Two Giant Radio Telescopes

Sunday, 5 September 2010

World's largest single-aperture radio telescope

The Arecibo Observatory is a radio telescope located close to the city of Arecibo in Puerto Rico. It is operated by Cornell University under cooperative agreement with the National Science Foundation. The observatory works as the National Astronomy and Ionosphere Center (NAIC) although both names are officially used to refer to it. NAIC more properly refers to the organization that runs both the observatory and associated offices at Cornell University.

The observatory's 305 m radio telescope is the largest single-aperture telescope (cf. multiple aperture telescope) ever constructed. It carries out three major areas of research: radio astronomy, aeronomy (using both the 305 m telescope and the observatory's lidar facility), and radar astronomy observations of solar system objects. Usage of the telescope is gained by submitting proposals to the observatory, which are evaluated by an independent board of referees.

The telescope is visually distinctive and has been used in the filming of notable motion picture and television productions: as the villain's antenna in the James Bond movie GoldenEye, as itself in the film Contact, the The X-Files episode "Little Green Men", and the docu-drama Super Comet: After The Impact. The telescope received additional international recognition in 1999 when it began to collect data for the SETI@home project.


World's largest fully steerable radio telescope

The Robert C. Byrd Green Bank Telescope is the world's largest fully steerable radio telescope. The Green Bank Telescope (GBT) is located at the National Radio Astronomy Observatory's site in Green Bank, Pocahontas County, West Virginia (79° 50' 23.40" W, 38° 25' 59.23" N : NAD83).

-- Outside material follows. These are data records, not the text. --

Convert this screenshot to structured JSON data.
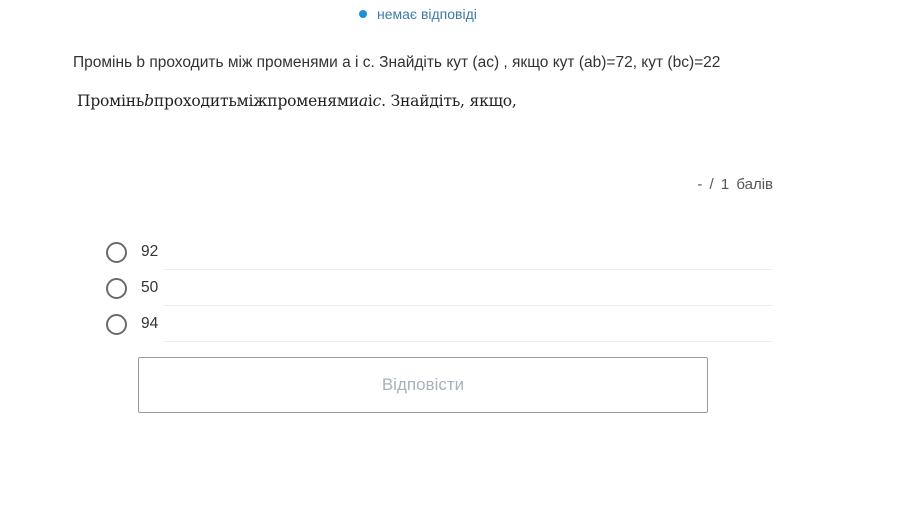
{
  "status": {
    "text": "немає відповіді",
    "dot_color": "#1d8fdc"
  },
  "question": {
    "text": "Промінь b проходить між променями a і c. Знайдіть кут (ac) , якщо кут (ab)=72, кут (bc)=22",
    "math_parts": [
      "Промінь",
      "b",
      "проходитьміжпроменями",
      "a",
      "і",
      "c",
      ". Знайдіть, якщо,"
    ]
  },
  "score": {
    "text": "- / 1 балів"
  },
  "options": [
    {
      "label": "92",
      "selected": false
    },
    {
      "label": "50",
      "selected": false
    },
    {
      "label": "94",
      "selected": false
    }
  ],
  "submit": {
    "label": "Відповісти"
  }
}
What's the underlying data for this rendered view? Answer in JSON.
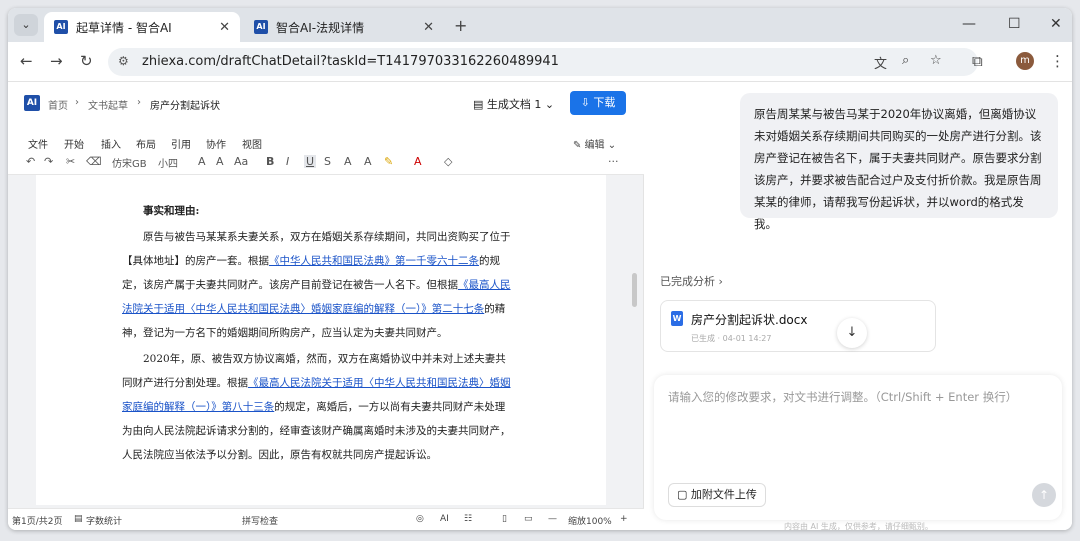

The GBT is described as a 100-meter telescope, but the actual dimensions of the surface are 100 by 110 meters. The overall structure of the GBT is a wheel-and-track design that allows the telescope to view the entire sky above 5 degrees elevation. The track, 64 m (210 ft) in diameter, is level to within a few thousandths of an inch in order to provide precise pointing of the structure while bearing 7300 metric tons (16,000,000 pounds) of moving weight.